The Woodmont Triangle restaurant has operated on Auburn Avenue for the past 19 years, but has a troubled history that includes several reported incidents of serving alcohol after hours since 2004.
“We’ve been wanting to sell since the winter,” said LeStrange, who does not own the building housing his restaurant. “It’s just been so slow and I don’t have any money to put into the place. We don’t want to be here anymore and I want to go.”
The owner’s disclosure about selling comes after the latest incident last month at the restaurant. County police cited Steamers on April 22 for serving drinks at 4 a.m., well after the time permitted by county law.
County law allows restaurants to serve alcohol until 2 a.m. during the week and 3 a.m. on the weekend. After the serving deadline, customers have a half-hour to finish their drinks before the drinks must be cleared off tables and the bar.
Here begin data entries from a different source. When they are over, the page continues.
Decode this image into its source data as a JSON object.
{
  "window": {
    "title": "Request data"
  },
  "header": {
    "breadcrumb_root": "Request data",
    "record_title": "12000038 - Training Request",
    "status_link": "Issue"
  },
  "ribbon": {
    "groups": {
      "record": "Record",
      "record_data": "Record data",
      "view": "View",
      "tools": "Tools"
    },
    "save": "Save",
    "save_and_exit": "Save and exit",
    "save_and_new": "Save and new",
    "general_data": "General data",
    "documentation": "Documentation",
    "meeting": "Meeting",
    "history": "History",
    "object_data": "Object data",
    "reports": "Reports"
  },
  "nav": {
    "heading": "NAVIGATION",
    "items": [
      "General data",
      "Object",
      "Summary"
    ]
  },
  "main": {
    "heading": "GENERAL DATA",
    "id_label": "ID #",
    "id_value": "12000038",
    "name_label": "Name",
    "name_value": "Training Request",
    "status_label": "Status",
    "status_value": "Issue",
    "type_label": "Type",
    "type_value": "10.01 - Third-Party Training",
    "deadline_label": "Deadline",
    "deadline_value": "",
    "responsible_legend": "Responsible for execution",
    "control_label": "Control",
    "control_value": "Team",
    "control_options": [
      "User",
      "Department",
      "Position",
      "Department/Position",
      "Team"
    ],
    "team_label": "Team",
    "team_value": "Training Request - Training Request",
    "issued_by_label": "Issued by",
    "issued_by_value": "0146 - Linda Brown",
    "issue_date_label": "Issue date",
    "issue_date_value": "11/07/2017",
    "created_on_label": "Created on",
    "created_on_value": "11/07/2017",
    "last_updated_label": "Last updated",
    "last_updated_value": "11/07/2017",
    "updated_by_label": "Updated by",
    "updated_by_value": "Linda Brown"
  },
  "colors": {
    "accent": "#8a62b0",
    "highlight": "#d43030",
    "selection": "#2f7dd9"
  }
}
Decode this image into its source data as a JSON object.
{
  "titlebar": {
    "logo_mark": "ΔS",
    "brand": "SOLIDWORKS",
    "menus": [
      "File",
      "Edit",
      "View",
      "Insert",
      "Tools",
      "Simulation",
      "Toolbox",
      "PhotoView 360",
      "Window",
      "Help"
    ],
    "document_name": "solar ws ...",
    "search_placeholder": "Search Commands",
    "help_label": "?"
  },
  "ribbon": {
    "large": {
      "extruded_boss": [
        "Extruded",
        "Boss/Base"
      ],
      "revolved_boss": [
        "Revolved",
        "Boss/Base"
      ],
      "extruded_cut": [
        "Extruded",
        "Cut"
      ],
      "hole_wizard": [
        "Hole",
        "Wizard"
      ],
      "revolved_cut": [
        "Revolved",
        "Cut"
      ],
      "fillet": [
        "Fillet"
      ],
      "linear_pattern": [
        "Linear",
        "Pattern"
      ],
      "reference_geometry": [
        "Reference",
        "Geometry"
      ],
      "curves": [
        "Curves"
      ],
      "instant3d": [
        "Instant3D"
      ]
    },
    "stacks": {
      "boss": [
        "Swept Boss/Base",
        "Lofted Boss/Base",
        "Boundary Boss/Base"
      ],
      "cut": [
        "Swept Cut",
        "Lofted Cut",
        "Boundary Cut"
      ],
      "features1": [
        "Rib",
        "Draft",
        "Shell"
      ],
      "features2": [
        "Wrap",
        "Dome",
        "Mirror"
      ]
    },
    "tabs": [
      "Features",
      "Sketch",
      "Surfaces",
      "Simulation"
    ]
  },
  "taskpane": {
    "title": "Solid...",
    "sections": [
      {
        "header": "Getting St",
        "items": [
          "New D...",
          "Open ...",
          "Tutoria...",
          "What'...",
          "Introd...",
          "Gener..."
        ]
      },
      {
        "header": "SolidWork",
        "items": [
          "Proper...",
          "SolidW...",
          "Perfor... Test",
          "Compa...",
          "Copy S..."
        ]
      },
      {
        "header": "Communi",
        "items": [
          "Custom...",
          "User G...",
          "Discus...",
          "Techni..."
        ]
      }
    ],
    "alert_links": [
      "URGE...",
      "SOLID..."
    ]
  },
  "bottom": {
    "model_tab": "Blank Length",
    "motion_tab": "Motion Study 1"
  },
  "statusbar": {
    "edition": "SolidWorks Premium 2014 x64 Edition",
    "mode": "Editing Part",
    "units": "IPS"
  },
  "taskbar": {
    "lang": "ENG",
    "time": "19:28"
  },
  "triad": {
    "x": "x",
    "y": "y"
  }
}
County police went to the Woodmont Triangle restaurant on the morning of April 22 after someone filed a noise complaint. Two officers arrived at 4 a.m. and could hear loud music as well as multiple people inside, according to a police report.
The officers reported they saw LeStrange remove beer bottles from the bar and place them in an ice cooler as they stood outside. The officers said they waited “several minutes” before a bartender opened the door.
Once inside, the officers found LeStrange and four others attempting to hide in a back room, according to the report. Police also found the beer bottles and noted they were still cold and half empty.
LeStrange said the police account of the incident isn’t true. He said the bar often keeps beers in a well below the bar to keep them cold. He said no one had beers in their hands at the time that police arrived.
The Montgomery County Department of Liquor Control has scheduled a hearing in front of the county’s Board of License Commissioners at 2 p.m. May 21 to determine if the restaurant’s liquor license should be revoked or suspended and whether the restaurant should be fined.
This is not Steamers’ first brush with the liquor board.
The restaurant has been cited six other times by the board for serving alcohol after hours since 2004. Prior to the April incident, Steamers was cited for two incidents that happened in September and December 2013. In both incidents, police caught employees at the restaurant serving alcohol after the time permitted by law, according to DLC records. In response to those violations, the liquor board hit the restaurant with a $6,000 fine and suspended its liquor license from Oct. 1 to Oct. 15, 2014.
In total, Steamers has paid $12,500 for the after-hours violations it has received, according to the department’s records.
This time, though, LeStrange says he hopes the liquor board will consider that fact that he’s trying to sell the restaurant before imposing any penalties.
“They’re going to get no money from me,” LeStrange said, “because I’m going to file [for] bankruptcy.”
LeStrange said he isn’t selling the restaurant because of his problems with the county liquor board. Instead, the reasons include getting hit hard financially by the recession and poor play by the Washington Redskins, which has meant less football-related business, and the scarcity of affordable crabs harvested from the Chesapeake Bay to serve customers.
“There are no Bay crabs,” LeStrange said, “and people are just paying ridiculous prices to get them out of the South.”
However, he said there was a time before 2009 when things were going well at the restaurant.
“I was sad back in February when we decided to sell,” LeStrange said. “But I’ve had it. It was so amazing through probably 2008, then it just got worse.”
Steamers currently leases the building at the corner of Norfolk and Auburn avenues.